REQUIREMENT »
Copy every record verbatim. Leave the pictures out.

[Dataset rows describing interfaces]
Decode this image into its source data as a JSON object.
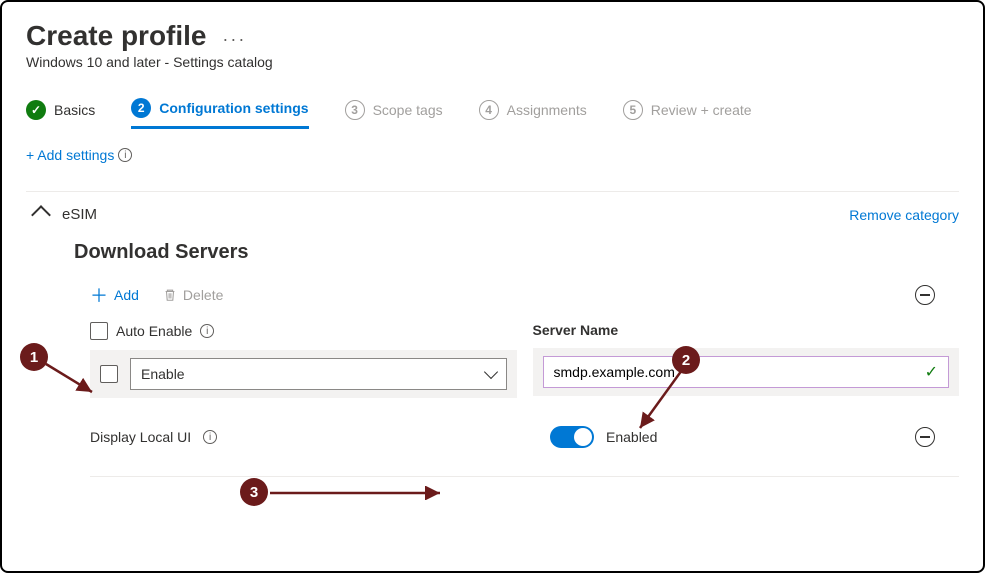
{
  "header": {
    "title": "Create profile",
    "subtitle": "Windows 10 and later - Settings catalog"
  },
  "steps": [
    {
      "label": "Basics",
      "state": "done"
    },
    {
      "num": "2",
      "label": "Configuration settings",
      "state": "active"
    },
    {
      "num": "3",
      "label": "Scope tags",
      "state": "pending"
    },
    {
      "num": "4",
      "label": "Assignments",
      "state": "pending"
    },
    {
      "num": "5",
      "label": "Review + create",
      "state": "pending"
    }
  ],
  "addSettings": "+ Add settings",
  "category": {
    "name": "eSIM",
    "remove": "Remove category"
  },
  "section": {
    "title": "Download Servers",
    "add": "Add",
    "delete": "Delete",
    "columns": {
      "autoEnable": "Auto Enable",
      "serverName": "Server Name"
    },
    "row": {
      "autoEnableValue": "Enable",
      "serverNameValue": "smdp.example.com"
    }
  },
  "displayLocal": {
    "label": "Display Local UI",
    "state": "Enabled"
  },
  "annotations": {
    "a1": "1",
    "a2": "2",
    "a3": "3"
  }
}
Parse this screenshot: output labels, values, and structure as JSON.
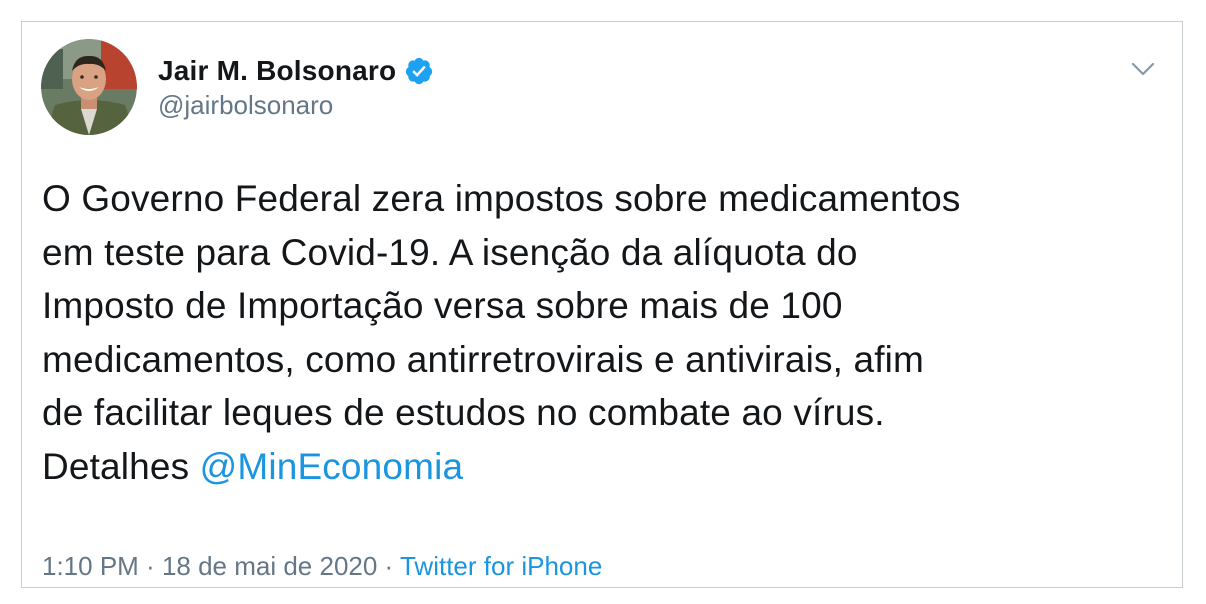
{
  "tweet": {
    "author_name": "Jair M. Bolsonaro",
    "author_handle": "@jairbolsonaro",
    "verified_icon": "verified-badge-icon",
    "menu_icon": "chevron-down-icon",
    "text_lines": [
      "O Governo Federal zera impostos sobre medicamentos",
      "em teste para Covid-19. A isenção da alíquota do",
      "Imposto de Importação versa sobre mais de 100",
      "medicamentos, como antirretrovirais e antivirais, afim",
      "de facilitar leques de estudos no combate ao vírus."
    ],
    "last_line_prefix": "Detalhes ",
    "mention": "@MinEconomia",
    "time": "1:10 PM",
    "separator": " · ",
    "date": "18 de mai de 2020",
    "source": "Twitter for iPhone"
  },
  "colors": {
    "text": "#14171a",
    "secondary": "#657786",
    "link": "#1b95e0",
    "verified": "#1da1f2",
    "border": "#c7cdd1"
  }
}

FINISHED EXERCISE »
Decode this image into its source data as a JSON object.
{
  "header": {
    "title": "Create profile",
    "subtitle": "Windows 10 and later - Settings catalog"
  },
  "steps": [
    {
      "label": "Basics",
      "state": "done"
    },
    {
      "num": "2",
      "label": "Configuration settings",
      "state": "active"
    },
    {
      "num": "3",
      "label": "Scope tags",
      "state": "pending"
    },
    {
      "num": "4",
      "label": "Assignments",
      "state": "pending"
    },
    {
      "num": "5",
      "label": "Review + create",
      "state": "pending"
    }
  ],
  "addSettings": "+ Add settings",
  "category": {
    "name": "eSIM",
    "remove": "Remove category"
  },
  "section": {
    "title": "Download Servers",
    "add": "Add",
    "delete": "Delete",
    "columns": {
      "autoEnable": "Auto Enable",
      "serverName": "Server Name"
    },
    "row": {
      "autoEnableValue": "Enable",
      "serverNameValue": "smdp.example.com"
    }
  },
  "displayLocal": {
    "label": "Display Local UI",
    "state": "Enabled"
  },
  "annotations": {
    "a1": "1",
    "a2": "2",
    "a3": "3"
  }
}
Parse this screenshot: output labels, values, and structure as JSON.
{
  "tweet": {
    "author_name": "Jair M. Bolsonaro",
    "author_handle": "@jairbolsonaro",
    "verified_icon": "verified-badge-icon",
    "menu_icon": "chevron-down-icon",
    "text_lines": [
      "O Governo Federal zera impostos sobre medicamentos",
      "em teste para Covid-19. A isenção da alíquota do",
      "Imposto de Importação versa sobre mais de 100",
      "medicamentos, como antirretrovirais e antivirais, afim",
      "de facilitar leques de estudos no combate ao vírus."
    ],
    "last_line_prefix": "Detalhes ",
    "mention": "@MinEconomia",
    "time": "1:10 PM",
    "separator": " · ",
    "date": "18 de mai de 2020",
    "source": "Twitter for iPhone"
  },
  "colors": {
    "text": "#14171a",
    "secondary": "#657786",
    "link": "#1b95e0",
    "verified": "#1da1f2",
    "border": "#c7cdd1"
  }
}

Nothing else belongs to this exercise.